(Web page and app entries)
______________________________
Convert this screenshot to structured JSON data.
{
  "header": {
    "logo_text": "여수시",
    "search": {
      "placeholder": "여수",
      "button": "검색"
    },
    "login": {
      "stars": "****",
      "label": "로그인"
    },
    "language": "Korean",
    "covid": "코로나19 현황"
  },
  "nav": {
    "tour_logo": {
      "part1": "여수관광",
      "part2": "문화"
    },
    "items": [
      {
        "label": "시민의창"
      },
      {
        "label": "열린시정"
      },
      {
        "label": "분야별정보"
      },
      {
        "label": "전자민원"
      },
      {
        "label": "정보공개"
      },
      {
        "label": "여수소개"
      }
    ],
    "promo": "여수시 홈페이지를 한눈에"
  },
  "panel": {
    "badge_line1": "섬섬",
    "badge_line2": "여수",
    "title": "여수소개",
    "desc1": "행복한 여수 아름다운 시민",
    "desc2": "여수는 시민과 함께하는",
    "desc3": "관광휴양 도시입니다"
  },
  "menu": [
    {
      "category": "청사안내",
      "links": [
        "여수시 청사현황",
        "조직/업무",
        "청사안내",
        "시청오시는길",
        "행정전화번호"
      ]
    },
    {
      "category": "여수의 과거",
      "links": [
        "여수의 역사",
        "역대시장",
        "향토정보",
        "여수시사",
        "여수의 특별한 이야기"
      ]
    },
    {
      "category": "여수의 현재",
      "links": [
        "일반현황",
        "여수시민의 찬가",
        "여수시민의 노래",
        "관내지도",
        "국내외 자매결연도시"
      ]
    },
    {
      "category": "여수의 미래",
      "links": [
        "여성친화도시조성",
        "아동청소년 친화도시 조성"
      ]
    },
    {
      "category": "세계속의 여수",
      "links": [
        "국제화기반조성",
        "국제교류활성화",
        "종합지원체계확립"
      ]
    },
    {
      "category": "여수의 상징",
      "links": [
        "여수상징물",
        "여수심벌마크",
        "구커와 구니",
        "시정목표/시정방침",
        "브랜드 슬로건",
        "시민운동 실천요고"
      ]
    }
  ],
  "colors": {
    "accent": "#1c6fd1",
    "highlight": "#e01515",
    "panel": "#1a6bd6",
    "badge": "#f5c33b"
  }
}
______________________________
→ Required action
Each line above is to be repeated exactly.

→ Answer section
Convert this screenshot to structured JSON data.
{
  "header": {
    "logo_text": "여수시",
    "search": {
      "placeholder": "여수",
      "button": "검색"
    },
    "login": {
      "stars": "****",
      "label": "로그인"
    },
    "language": "Korean",
    "covid": "코로나19 현황"
  },
  "nav": {
    "tour_logo": {
      "part1": "여수관광",
      "part2": "문화"
    },
    "items": [
      {
        "label": "시민의창"
      },
      {
        "label": "열린시정"
      },
      {
        "label": "분야별정보"
      },
      {
        "label": "전자민원"
      },
      {
        "label": "정보공개"
      },
      {
        "label": "여수소개"
      }
    ],
    "promo": "여수시 홈페이지를 한눈에"
  },
  "panel": {
    "badge_line1": "섬섬",
    "badge_line2": "여수",
    "title": "여수소개",
    "desc1": "행복한 여수 아름다운 시민",
    "desc2": "여수는 시민과 함께하는",
    "desc3": "관광휴양 도시입니다"
  },
  "menu": [
    {
      "category": "청사안내",
      "links": [
        "여수시 청사현황",
        "조직/업무",
        "청사안내",
        "시청오시는길",
        "행정전화번호"
      ]
    },
    {
      "category": "여수의 과거",
      "links": [
        "여수의 역사",
        "역대시장",
        "향토정보",
        "여수시사",
        "여수의 특별한 이야기"
      ]
    },
    {
      "category": "여수의 현재",
      "links": [
        "일반현황",
        "여수시민의 찬가",
        "여수시민의 노래",
        "관내지도",
        "국내외 자매결연도시"
      ]
    },
    {
      "category": "여수의 미래",
      "links": [
        "여성친화도시조성",
        "아동청소년 친화도시 조성"
      ]
    },
    {
      "category": "세계속의 여수",
      "links": [
        "국제화기반조성",
        "국제교류활성화",
        "종합지원체계확립"
      ]
    },
    {
      "category": "여수의 상징",
      "links": [
        "여수상징물",
        "여수심벌마크",
        "구커와 구니",
        "시정목표/시정방침",
        "브랜드 슬로건",
        "시민운동 실천요고"
      ]
    }
  ],
  "colors": {
    "accent": "#1c6fd1",
    "highlight": "#e01515",
    "panel": "#1a6bd6",
    "badge": "#f5c33b"
  }
}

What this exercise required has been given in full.